“I didn’t expect him to go that fast. He was cracking jokes and in good spirits Friday night at the hospital,” Webb said. “He had a real sense of humor and we were always playing practical jokes on each other.”
Though Webb knew he was fighting cancer, his death came as a shock — as it did for many other local residents who also admired him.
“He was one of the last cowboys of the frontier. Jack was one of a kind, a deep-hearted person. A lot of people idolized him and the way he did things,” said Andy Zimmerman, one of Shannon’s cowboys. “I looked up to him. He was a very special man. He was more than a boss. He was like family.”
Mr. Shannon, a third-generation cattleman, was born in Porterville to Reuben and Ione Shannon and never lived more than a mile from his original home.
The working cattle ranch he owns dates back to the 1860s when it belonged to his grandmother’s family and was known as the Simmons’ Ranch. In 1878, the ranch became the Shannon’s Ranch.
A 1952 graduate of Porterville High School, Mr. Shannon attended Fresno State University where he was a member of Sigma Chi Fraternity.
He is remembered by his wife and children — as someone who was had a big love of family, was great in the cattle business and a big supporter of the Porterville Fair.
“It was not ever about making money. It was all about working hard and taking of the land and of the animals. He was also big on education,” his daughter, Susan Shannon said. “It was all about the kids. If the kids didn’t make enough money on their animals, he’d do add-on donations. He was a big sponsor of that. In [May] he went to the Porterville Fair, bought the grand kids’ cattle and had to leave. He was very weak. He suffered from a rare lymphoma but he fought it to the end.”
The 2012 Porterville Fair was the last time John Corkins, Porterville Fair Board Member, saw Mr. Shannon.
“I talked to him then. That was the last time I saw him,” Corkins said. “Jack Shannon was a very loving man — larger than life. He was tall, strong, and you always knew where you stood with him. He always told you what he needed. If you didn’t like it, he didn’t care. You knew exactly where you stood. He didn’t lie and he didn’t try to deceive you.”

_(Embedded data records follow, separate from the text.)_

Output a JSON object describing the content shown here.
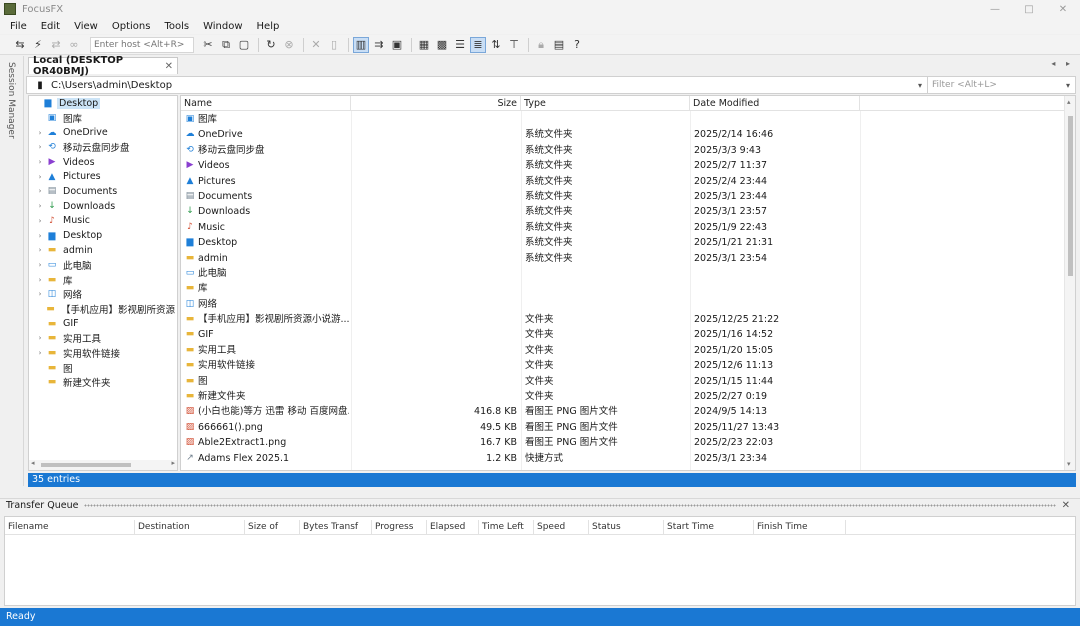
{
  "window": {
    "title": "FocusFX",
    "controls": [
      "—",
      "□",
      "✕"
    ]
  },
  "menu": [
    "File",
    "Edit",
    "View",
    "Options",
    "Tools",
    "Window",
    "Help"
  ],
  "toolbar": {
    "host_placeholder": "Enter host <Alt+R>"
  },
  "side_strip": {
    "label": "Session Manager"
  },
  "tab": {
    "label": "Local (DESKTOP OR40BMJ)",
    "close": "✕",
    "arrows": "◂ ▸"
  },
  "path": {
    "value": "C:\\Users\\admin\\Desktop",
    "filter_placeholder": "Filter <Alt+L>"
  },
  "tree": [
    {
      "label": "Desktop",
      "icon": "desktop-icon",
      "glyph": "▆",
      "color": "c-blue",
      "exp": "",
      "indent": 0,
      "selected": true
    },
    {
      "label": "图库",
      "icon": "gallery-icon",
      "glyph": "▣",
      "color": "c-blue",
      "exp": "",
      "indent": 1
    },
    {
      "label": "OneDrive",
      "icon": "cloud-icon",
      "glyph": "☁",
      "color": "c-blue",
      "exp": "›",
      "indent": 1
    },
    {
      "label": "移动云盘同步盘",
      "icon": "sync-drive-icon",
      "glyph": "⟲",
      "color": "c-blue",
      "exp": "›",
      "indent": 1
    },
    {
      "label": "Videos",
      "icon": "videos-icon",
      "glyph": "▶",
      "color": "c-purple",
      "exp": "›",
      "indent": 1
    },
    {
      "label": "Pictures",
      "icon": "pictures-icon",
      "glyph": "▲",
      "color": "c-blue",
      "exp": "›",
      "indent": 1
    },
    {
      "label": "Documents",
      "icon": "documents-icon",
      "glyph": "▤",
      "color": "c-grey",
      "exp": "›",
      "indent": 1
    },
    {
      "label": "Downloads",
      "icon": "downloads-icon",
      "glyph": "↓",
      "color": "c-green",
      "exp": "›",
      "indent": 1
    },
    {
      "label": "Music",
      "icon": "music-icon",
      "glyph": "♪",
      "color": "c-red",
      "exp": "›",
      "indent": 1
    },
    {
      "label": "Desktop",
      "icon": "desktop-icon",
      "glyph": "▆",
      "color": "c-blue",
      "exp": "›",
      "indent": 1
    },
    {
      "label": "admin",
      "icon": "folder-icon",
      "glyph": "▬",
      "color": "c-folder",
      "exp": "›",
      "indent": 1
    },
    {
      "label": "此电脑",
      "icon": "computer-icon",
      "glyph": "▭",
      "color": "c-blue",
      "exp": "›",
      "indent": 1
    },
    {
      "label": "库",
      "icon": "folder-icon",
      "glyph": "▬",
      "color": "c-folder",
      "exp": "›",
      "indent": 1
    },
    {
      "label": "网络",
      "icon": "network-icon",
      "glyph": "◫",
      "color": "c-blue",
      "exp": "›",
      "indent": 1
    },
    {
      "label": "【手机应用】影视剧所资源",
      "icon": "folder-icon",
      "glyph": "▬",
      "color": "c-folder",
      "exp": "",
      "indent": 1
    },
    {
      "label": "GIF",
      "icon": "folder-icon",
      "glyph": "▬",
      "color": "c-folder",
      "exp": "",
      "indent": 1
    },
    {
      "label": "实用工具",
      "icon": "folder-icon",
      "glyph": "▬",
      "color": "c-folder",
      "exp": "›",
      "indent": 1
    },
    {
      "label": "实用软件链接",
      "icon": "folder-icon",
      "glyph": "▬",
      "color": "c-folder",
      "exp": "›",
      "indent": 1
    },
    {
      "label": "图",
      "icon": "folder-icon",
      "glyph": "▬",
      "color": "c-folder",
      "exp": "",
      "indent": 1
    },
    {
      "label": "新建文件夹",
      "icon": "folder-icon",
      "glyph": "▬",
      "color": "c-folder",
      "exp": "",
      "indent": 1
    }
  ],
  "filelist": {
    "columns": {
      "name": "Name",
      "size": "Size",
      "type": "Type",
      "date": "Date Modified"
    },
    "rows": [
      {
        "name": "图库",
        "icon": "gallery-icon",
        "glyph": "▣",
        "color": "c-blue",
        "size": "",
        "type": "",
        "date": ""
      },
      {
        "name": "OneDrive",
        "icon": "cloud-icon",
        "glyph": "☁",
        "color": "c-blue",
        "size": "",
        "type": "系统文件夹",
        "date": "2025/2/14 16:46"
      },
      {
        "name": "移动云盘同步盘",
        "icon": "sync-drive-icon",
        "glyph": "⟲",
        "color": "c-blue",
        "size": "",
        "type": "系统文件夹",
        "date": "2025/3/3 9:43"
      },
      {
        "name": "Videos",
        "icon": "videos-icon",
        "glyph": "▶",
        "color": "c-purple",
        "size": "",
        "type": "系统文件夹",
        "date": "2025/2/7 11:37"
      },
      {
        "name": "Pictures",
        "icon": "pictures-icon",
        "glyph": "▲",
        "color": "c-blue",
        "size": "",
        "type": "系统文件夹",
        "date": "2025/2/4 23:44"
      },
      {
        "name": "Documents",
        "icon": "documents-icon",
        "glyph": "▤",
        "color": "c-grey",
        "size": "",
        "type": "系统文件夹",
        "date": "2025/3/1 23:44"
      },
      {
        "name": "Downloads",
        "icon": "downloads-icon",
        "glyph": "↓",
        "color": "c-green",
        "size": "",
        "type": "系统文件夹",
        "date": "2025/3/1 23:57"
      },
      {
        "name": "Music",
        "icon": "music-icon",
        "glyph": "♪",
        "color": "c-red",
        "size": "",
        "type": "系统文件夹",
        "date": "2025/1/9 22:43"
      },
      {
        "name": "Desktop",
        "icon": "desktop-icon",
        "glyph": "▆",
        "color": "c-blue",
        "size": "",
        "type": "系统文件夹",
        "date": "2025/1/21 21:31"
      },
      {
        "name": "admin",
        "icon": "folder-icon",
        "glyph": "▬",
        "color": "c-folder",
        "size": "",
        "type": "系统文件夹",
        "date": "2025/3/1 23:54"
      },
      {
        "name": "此电脑",
        "icon": "computer-icon",
        "glyph": "▭",
        "color": "c-blue",
        "size": "",
        "type": "",
        "date": ""
      },
      {
        "name": "库",
        "icon": "folder-icon",
        "glyph": "▬",
        "color": "c-folder",
        "size": "",
        "type": "",
        "date": ""
      },
      {
        "name": "网络",
        "icon": "network-icon",
        "glyph": "◫",
        "color": "c-blue",
        "size": "",
        "type": "",
        "date": ""
      },
      {
        "name": "【手机应用】影视剧所资源小说游...",
        "icon": "folder-icon",
        "glyph": "▬",
        "color": "c-folder",
        "size": "",
        "type": "文件夹",
        "date": "2025/12/25 21:22"
      },
      {
        "name": "GIF",
        "icon": "folder-icon",
        "glyph": "▬",
        "color": "c-folder",
        "size": "",
        "type": "文件夹",
        "date": "2025/1/16 14:52"
      },
      {
        "name": "实用工具",
        "icon": "folder-icon",
        "glyph": "▬",
        "color": "c-folder",
        "size": "",
        "type": "文件夹",
        "date": "2025/1/20 15:05"
      },
      {
        "name": "实用软件链接",
        "icon": "folder-icon",
        "glyph": "▬",
        "color": "c-folder",
        "size": "",
        "type": "文件夹",
        "date": "2025/12/6 11:13"
      },
      {
        "name": "图",
        "icon": "folder-icon",
        "glyph": "▬",
        "color": "c-folder",
        "size": "",
        "type": "文件夹",
        "date": "2025/1/15 11:44"
      },
      {
        "name": "新建文件夹",
        "icon": "folder-icon",
        "glyph": "▬",
        "color": "c-folder",
        "size": "",
        "type": "文件夹",
        "date": "2025/2/27 0:19"
      },
      {
        "name": "(小白也能)等方 迅雷 移动 百度网盘...",
        "icon": "png-file-icon",
        "glyph": "▨",
        "color": "c-red",
        "size": "416.8 KB",
        "type": "看图王 PNG 图片文件",
        "date": "2024/9/5 14:13"
      },
      {
        "name": "666661().png",
        "icon": "png-file-icon",
        "glyph": "▨",
        "color": "c-red",
        "size": "49.5 KB",
        "type": "看图王 PNG 图片文件",
        "date": "2025/11/27 13:43"
      },
      {
        "name": "Able2Extract1.png",
        "icon": "png-file-icon",
        "glyph": "▨",
        "color": "c-red",
        "size": "16.7 KB",
        "type": "看图王 PNG 图片文件",
        "date": "2025/2/23 22:03"
      },
      {
        "name": "Adams Flex 2025.1",
        "icon": "shortcut-icon",
        "glyph": "↗",
        "color": "c-grey",
        "size": "1.2 KB",
        "type": "快捷方式",
        "date": "2025/3/1 23:34"
      }
    ]
  },
  "status": {
    "entries": "35 entries"
  },
  "transfer_queue": {
    "title": "Transfer Queue",
    "close": "✕",
    "columns": [
      "Filename",
      "Destination",
      "Size of",
      "Bytes Transf",
      "Progress",
      "Elapsed",
      "Time Left",
      "Speed",
      "Status",
      "Start Time",
      "Finish Time"
    ]
  },
  "ready": "Ready"
}
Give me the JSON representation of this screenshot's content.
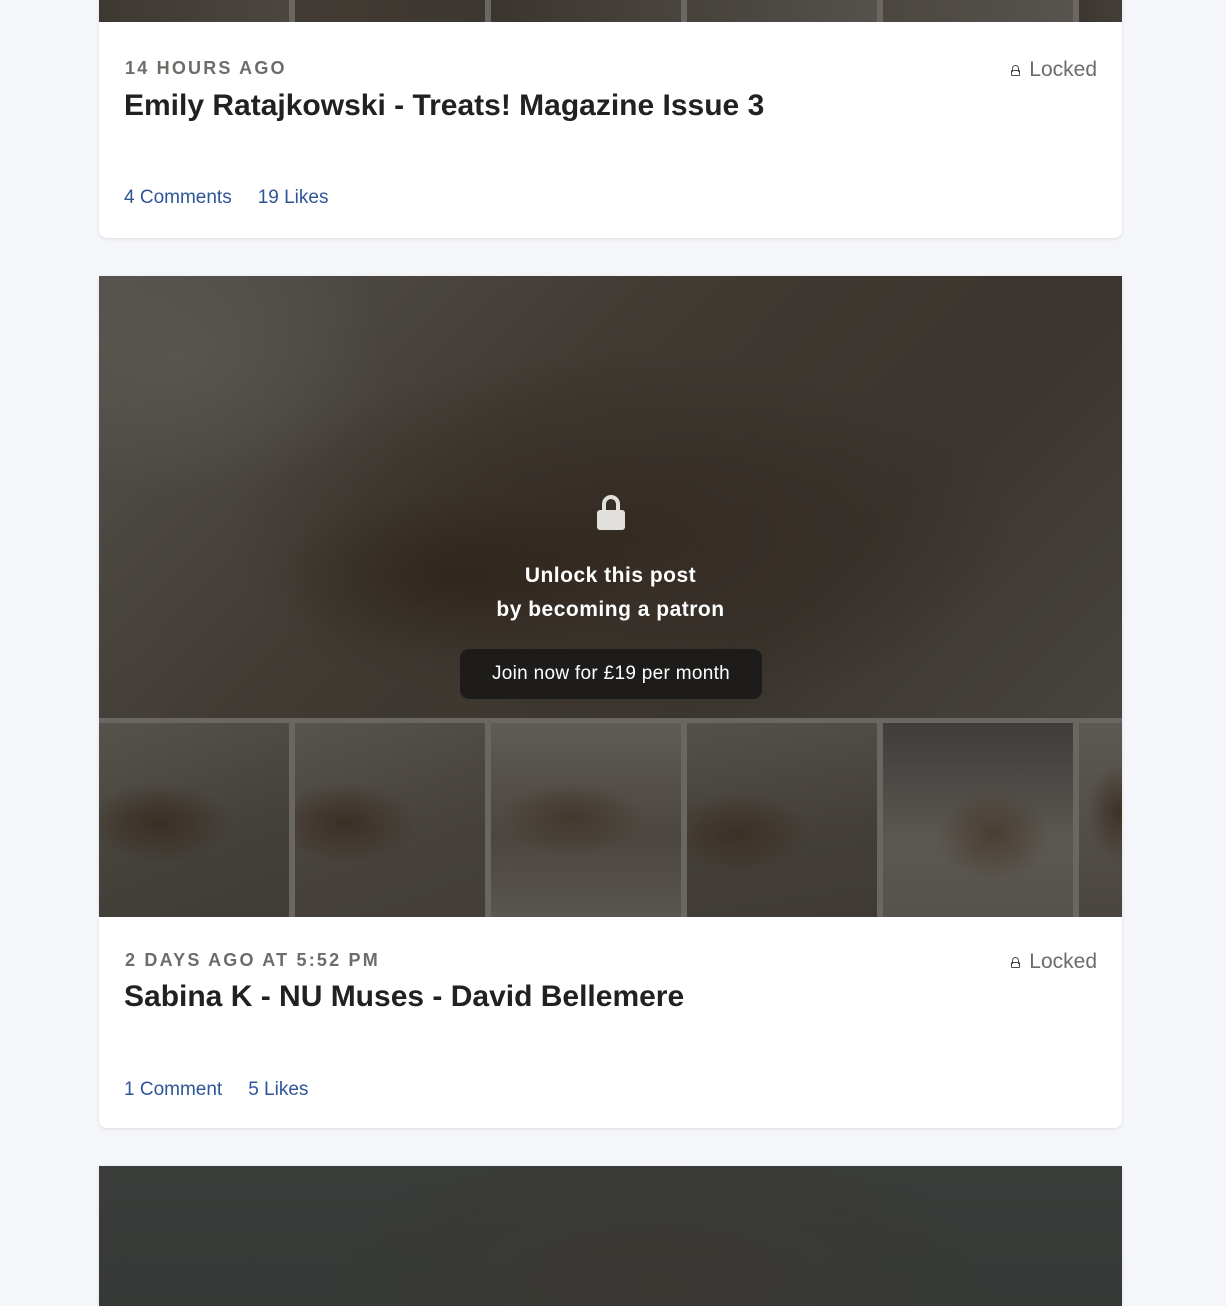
{
  "posts": [
    {
      "time": "14 HOURS AGO",
      "title": "Emily Ratajkowski - Treats! Magazine Issue 3",
      "locked_label": "Locked",
      "comments": "4 Comments",
      "likes": "19 Likes"
    },
    {
      "time": "2 DAYS AGO AT 5:52 PM",
      "title": "Sabina K - NU Muses - David Bellemere",
      "locked_label": "Locked",
      "comments": "1 Comment",
      "likes": "5 Likes",
      "unlock_line1": "Unlock this post",
      "unlock_line2": "by becoming a patron",
      "join_button": "Join now for £19 per month"
    }
  ],
  "icons": {
    "lock": "lock-icon",
    "lock_small": "lock-small-icon"
  },
  "colors": {
    "background": "#f5f6fa",
    "link": "#2e5597",
    "meta": "#6e6c69",
    "button_bg": "#1d1c1a"
  }
}
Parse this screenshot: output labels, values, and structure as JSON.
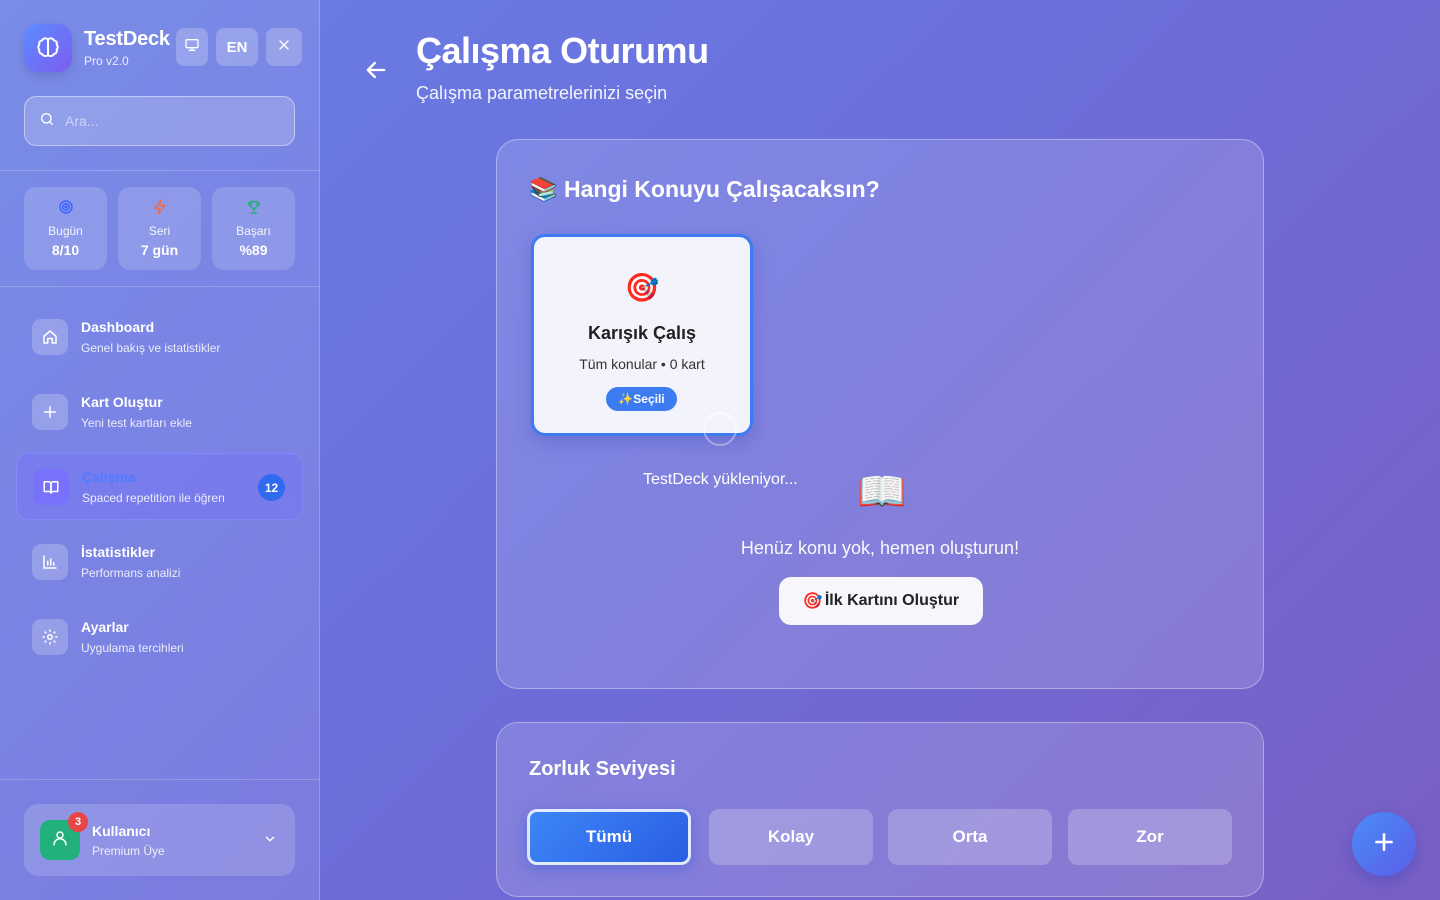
{
  "sidebar": {
    "brand": {
      "title": "TestDeck",
      "subtitle": "Pro v2.0",
      "logo_icon": "brain-icon"
    },
    "top_buttons": {
      "monitor_icon": "monitor-icon",
      "language": "EN",
      "close_icon": "close-icon"
    },
    "search": {
      "placeholder": "Ara..."
    },
    "stats": [
      {
        "label": "Bugün",
        "value": "8/10",
        "icon": "target-icon",
        "color": "#3f63ff"
      },
      {
        "label": "Seri",
        "value": "7 gün",
        "icon": "zap-icon",
        "color": "#ef6b4a"
      },
      {
        "label": "Başarı",
        "value": "%89",
        "icon": "trophy-icon",
        "color": "#1fb079"
      }
    ],
    "nav": [
      {
        "title": "Dashboard",
        "desc": "Genel bakış ve istatistikler",
        "icon": "home-icon"
      },
      {
        "title": "Kart Oluştur",
        "desc": "Yeni test kartları ekle",
        "icon": "plus-icon"
      },
      {
        "title": "Çalışma",
        "desc": "Spaced repetition ile öğren",
        "icon": "book-icon",
        "badge": "12",
        "active": true
      },
      {
        "title": "İstatistikler",
        "desc": "Performans analizi",
        "icon": "bar-chart-icon"
      },
      {
        "title": "Ayarlar",
        "desc": "Uygulama tercihleri",
        "icon": "settings-icon"
      }
    ],
    "user": {
      "name": "Kullanıcı",
      "role": "Premium Üye",
      "notifications": "3"
    }
  },
  "header": {
    "title": "Çalışma Oturumu",
    "subtitle": "Çalışma parametrelerinizi seçin"
  },
  "topic_panel": {
    "title": "Hangi Konuyu Çalışacaksın?",
    "title_emoji": "📚",
    "card": {
      "emoji": "🎯",
      "title": "Karışık Çalış",
      "subtitle": "Tüm konular • 0 kart",
      "chip": "✨Seçili"
    },
    "loading_text": "TestDeck yükleniyor...",
    "empty_emoji": "📖",
    "empty_message": "Henüz konu yok, hemen oluşturun!",
    "create_button": {
      "emoji": "🎯",
      "label": "İlk Kartını Oluştur"
    }
  },
  "difficulty_panel": {
    "title": "Zorluk Seviyesi",
    "options": [
      "Tümü",
      "Kolay",
      "Orta",
      "Zor"
    ],
    "selected": "Tümü"
  },
  "colors": {
    "accent": "#3d7bf2",
    "badge": "#2f6af0",
    "notification": "#e84545",
    "avatar": "#22b07d"
  }
}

Numerous friends and ranchers spoke highly of Mr. Shannon.
“Jack’s been a friend of mine for a lifetime. We were both in the cattle business all our lives,” said Les Guthrie of Porterville. “Jack was a very confident cattlemen, very good at what he did — an outstanding man but also quite the character. He was an interesting person who was outspoken and respected by everyone.”
Survivors include his wife, Frances, his children, Susan Shannon, Bill and Sherry Shannon, John and Carla Shannon, and seven grandchildren — Emily and Jessica Rhodes, and Jake, Blake, Tabatha, Summer and Sarah Shannon.
A public viewing is scheduled from 3 to 7 p.m. Sunday at Myers Funeral Home, 248 N. E Street; and a memorial service, followed by a luncheon, will begin at 11 a.m. Monday at the Porterville Fairgrounds, 2700 W. Teapot Dome.
In lieu of flowers, the family requests donations be made to an agriculture scholarship fund through the Porterville Breakfast Lions Club, P.O. Box 772, Porterville, CA 93258.
Contact Esther Avila at 784-5000, Ext. 1045. Follow her on Twitter @Avila_recorder.